The records underneath are to be repeated exactly, with the pictures left out.

============================================================

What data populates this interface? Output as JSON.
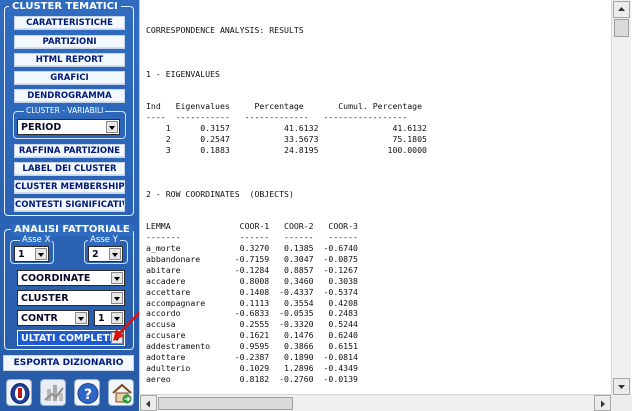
{
  "left_panel": {
    "cluster_tematici": {
      "title": "CLUSTER TEMATICI",
      "buttons": [
        "CARATTERISTICHE",
        "PARTIZIONI",
        "HTML REPORT",
        "GRAFICI",
        "DENDROGRAMMA"
      ],
      "sub_title": "CLUSTER - VARIABILI",
      "variable_value": "PERIOD",
      "buttons2": [
        "RAFFINA PARTIZIONE",
        "LABEL DEI CLUSTER",
        "CLUSTER MEMBERSHIP",
        "CONTESTI SIGNIFICATIVI"
      ]
    },
    "analisi_fattoriale": {
      "title": "ANALISI FATTORIALE",
      "asse_x_label": "Asse X",
      "asse_x_value": "1",
      "asse_y_label": "Asse Y",
      "asse_y_value": "2",
      "combo1": "COORDINATE",
      "combo2": "CLUSTER",
      "combo3": "CONTR",
      "combo3b": "1",
      "combo4": "ULTATI COMPLETI"
    },
    "export_button": "ESPORTA DIZIONARIO",
    "toolbar_icons": [
      "info-icon",
      "chart-icon",
      "help-icon",
      "home-icon"
    ]
  },
  "results": {
    "heading": "CORRESPONDENCE ANALYSIS: RESULTS",
    "eigen_heading": "1 - EIGENVALUES",
    "eigen_columns": [
      "Ind",
      "Eigenvalues",
      "Percentage",
      "Cumul. Percentage"
    ],
    "eigen_rule": "----  -----------   -------------   -----------------",
    "eigen_rows": [
      [
        "1",
        "0.3157",
        "41.6132",
        "41.6132"
      ],
      [
        "2",
        "0.2547",
        "33.5673",
        "75.1805"
      ],
      [
        "3",
        "0.1883",
        "24.8195",
        "100.0000"
      ]
    ],
    "row_heading": "2 - ROW COORDINATES  (OBJECTS)",
    "row_columns": [
      "LEMMA",
      "COOR-1",
      "COOR-2",
      "COOR-3"
    ],
    "row_rule": "-------            ------   ------   ------",
    "row_data": [
      [
        "a_morte",
        "0.3270",
        "0.1385",
        "-0.6740"
      ],
      [
        "abbandonare",
        "-0.7159",
        "0.3047",
        "-0.0875"
      ],
      [
        "abitare",
        "-0.1284",
        "0.8857",
        "-0.1267"
      ],
      [
        "accadere",
        "0.8008",
        "0.3460",
        "0.3038"
      ],
      [
        "accettare",
        "0.1408",
        "-0.4337",
        "-0.5374"
      ],
      [
        "accompagnare",
        "0.1113",
        "0.3554",
        "0.4208"
      ],
      [
        "accordo",
        "-0.6833",
        "-0.0535",
        "0.2483"
      ],
      [
        "accusa",
        "0.2555",
        "-0.3320",
        "0.5244"
      ],
      [
        "accusare",
        "0.1621",
        "0.1476",
        "0.6240"
      ],
      [
        "addestramento",
        "0.9595",
        "0.3866",
        "0.6151"
      ],
      [
        "adottare",
        "-0.2387",
        "0.1890",
        "-0.0814"
      ],
      [
        "adulterio",
        "0.1029",
        "1.2896",
        "-0.4349"
      ],
      [
        "aereo",
        "0.8182",
        "-0.2760",
        "-0.0139"
      ]
    ]
  },
  "colors": {
    "panel_blue": "#2f6cc0",
    "button_text": "#001a7a",
    "arrow_red": "#e01010"
  }
}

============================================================

▶ Finished exercise:
What data populates this interface? Output as JSON.
{
  "left_panel": {
    "cluster_tematici": {
      "title": "CLUSTER TEMATICI",
      "buttons": [
        "CARATTERISTICHE",
        "PARTIZIONI",
        "HTML REPORT",
        "GRAFICI",
        "DENDROGRAMMA"
      ],
      "sub_title": "CLUSTER - VARIABILI",
      "variable_value": "PERIOD",
      "buttons2": [
        "RAFFINA PARTIZIONE",
        "LABEL DEI CLUSTER",
        "CLUSTER MEMBERSHIP",
        "CONTESTI SIGNIFICATIVI"
      ]
    },
    "analisi_fattoriale": {
      "title": "ANALISI FATTORIALE",
      "asse_x_label": "Asse X",
      "asse_x_value": "1",
      "asse_y_label": "Asse Y",
      "asse_y_value": "2",
      "combo1": "COORDINATE",
      "combo2": "CLUSTER",
      "combo3": "CONTR",
      "combo3b": "1",
      "combo4": "ULTATI COMPLETI"
    },
    "export_button": "ESPORTA DIZIONARIO",
    "toolbar_icons": [
      "info-icon",
      "chart-icon",
      "help-icon",
      "home-icon"
    ]
  },
  "results": {
    "heading": "CORRESPONDENCE ANALYSIS: RESULTS",
    "eigen_heading": "1 - EIGENVALUES",
    "eigen_columns": [
      "Ind",
      "Eigenvalues",
      "Percentage",
      "Cumul. Percentage"
    ],
    "eigen_rule": "----  -----------   -------------   -----------------",
    "eigen_rows": [
      [
        "1",
        "0.3157",
        "41.6132",
        "41.6132"
      ],
      [
        "2",
        "0.2547",
        "33.5673",
        "75.1805"
      ],
      [
        "3",
        "0.1883",
        "24.8195",
        "100.0000"
      ]
    ],
    "row_heading": "2 - ROW COORDINATES  (OBJECTS)",
    "row_columns": [
      "LEMMA",
      "COOR-1",
      "COOR-2",
      "COOR-3"
    ],
    "row_rule": "-------            ------   ------   ------",
    "row_data": [
      [
        "a_morte",
        "0.3270",
        "0.1385",
        "-0.6740"
      ],
      [
        "abbandonare",
        "-0.7159",
        "0.3047",
        "-0.0875"
      ],
      [
        "abitare",
        "-0.1284",
        "0.8857",
        "-0.1267"
      ],
      [
        "accadere",
        "0.8008",
        "0.3460",
        "0.3038"
      ],
      [
        "accettare",
        "0.1408",
        "-0.4337",
        "-0.5374"
      ],
      [
        "accompagnare",
        "0.1113",
        "0.3554",
        "0.4208"
      ],
      [
        "accordo",
        "-0.6833",
        "-0.0535",
        "0.2483"
      ],
      [
        "accusa",
        "0.2555",
        "-0.3320",
        "0.5244"
      ],
      [
        "accusare",
        "0.1621",
        "0.1476",
        "0.6240"
      ],
      [
        "addestramento",
        "0.9595",
        "0.3866",
        "0.6151"
      ],
      [
        "adottare",
        "-0.2387",
        "0.1890",
        "-0.0814"
      ],
      [
        "adulterio",
        "0.1029",
        "1.2896",
        "-0.4349"
      ],
      [
        "aereo",
        "0.8182",
        "-0.2760",
        "-0.0139"
      ]
    ]
  },
  "colors": {
    "panel_blue": "#2f6cc0",
    "button_text": "#001a7a",
    "arrow_red": "#e01010"
  }
}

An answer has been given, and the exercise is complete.